In 1940, France fell to the German Nazi invasion. A young man serving in the medical corps of the French army, but also a church organist, composer, and devout Catholic, was held as a prisoner of war in the German military work camp, Stalag VIII-A, located in present-day Poland. While there, Olivier Messiaen composed his deeply personal Quartet for the End of Time, an eight-movement work for piano, cello, violin, and clarinet (the only instruments available at the camp).
At the time of the Quartet’s inception, it must have seemed like the world was coming to an end, certainly the world as Messiaen knew it. In this piece, we find music that is sometimes chaotic, sometimes ethereal, sometimes rapturous, but always contemplative and profoundly descriptive of Messiaen’s faith. We hear sounds of war and fear juxtaposed with sweet sounds of birdsong and confident peace.
The final movement is titled “Praise to the immortality of Jesus: extremely slow and ecstatic” and ends with a single note from the violin, sustained into nothingness as though floating its way to heaven. Messiaen’s work challenges us to engage in a vision of eternity, rising above earthly and temporal miseries.
Messiaen was released from the camp in 1941, and went on to become not only a highly prolific composer, but one of the most sought-after teachers of contemporary music composition in France until his death in 1992. He was known for his fearless and radical explorations of free meters, rhythmic complexities, and instrumental timbres.

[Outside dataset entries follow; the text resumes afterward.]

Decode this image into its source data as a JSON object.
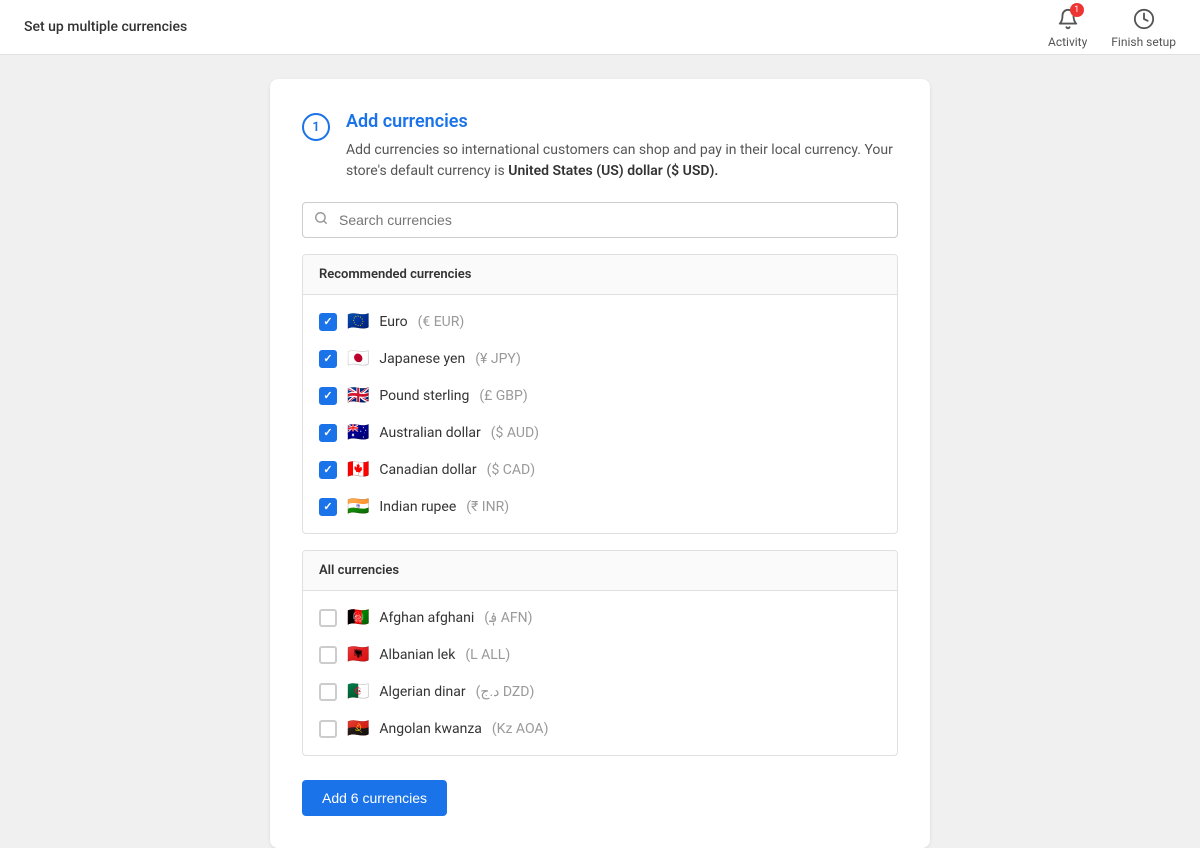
{
  "header": {
    "title": "Set up multiple currencies",
    "activity_label": "Activity",
    "finish_setup_label": "Finish setup",
    "activity_badge": "1"
  },
  "step": {
    "number": "1",
    "title": "Add currencies",
    "description": "Add currencies so international customers can shop and pay in their local currency. Your store's default currency is ",
    "description_strong": "United States (US) dollar ($ USD).",
    "description_end": ""
  },
  "search": {
    "placeholder": "Search currencies"
  },
  "recommended": {
    "label": "Recommended currencies",
    "items": [
      {
        "flag": "🇪🇺",
        "name": "Euro",
        "code": "(€ EUR)",
        "checked": true
      },
      {
        "flag": "🇯🇵",
        "name": "Japanese yen",
        "code": "(¥ JPY)",
        "checked": true
      },
      {
        "flag": "🇬🇧",
        "name": "Pound sterling",
        "code": "(£ GBP)",
        "checked": true
      },
      {
        "flag": "🇦🇺",
        "name": "Australian dollar",
        "code": "($ AUD)",
        "checked": true
      },
      {
        "flag": "🇨🇦",
        "name": "Canadian dollar",
        "code": "($ CAD)",
        "checked": true
      },
      {
        "flag": "🇮🇳",
        "name": "Indian rupee",
        "code": "(₹ INR)",
        "checked": true
      }
    ]
  },
  "all_currencies": {
    "label": "All currencies",
    "items": [
      {
        "flag": "🇦🇫",
        "name": "Afghan afghani",
        "code": "(؋ AFN)",
        "checked": false
      },
      {
        "flag": "🇦🇱",
        "name": "Albanian lek",
        "code": "(L ALL)",
        "checked": false
      },
      {
        "flag": "🇩🇿",
        "name": "Algerian dinar",
        "code": "(د.ج DZD)",
        "checked": false
      },
      {
        "flag": "🇦🇴",
        "name": "Angolan kwanza",
        "code": "(Kz AOA)",
        "checked": false
      }
    ]
  },
  "add_button": {
    "label": "Add 6 currencies"
  }
}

A synesthete, Messiaen saw certain sounds and combinations of sounds as actual colors, so his works are truly paintings in sound. The ever-present birdsongs (he was a dedicated ornithologist) wend their way throughout his body of works, as does his explicit Christian faith.
Fittingly, near the site of the Stalag VIII-A camp now stands the European Center of Memory, Education, and Culture that includes Meetingpoint Music-Messiaen, which supports international youth work, music education, and the preservation of history.
My challenge to you, reader, is to seek out the truth, virtue, and beauty around you — they are there if you look — and find strength and peace in the middle of our present turmoil. I think Messiaen would join me in this charge from Paul the Apostle in his letter to the Philippians: “. . . whatever is true, whatever is honorable, whatever is just, whatever is pure, whatever is lovely, whatever is commendable, if there is any excellence, if there is anything worthy of praise, think about these things” (Philippians 4:8; ESV).
(Various excellent recordings of Messiaen’s Quartet for the End of Time can be found online — enjoy!)
Dr. Melinda Lein is an associate professor of music at Wingate University, where she teaches voice and music history. She can be contacted at firstname.lastname@example.org.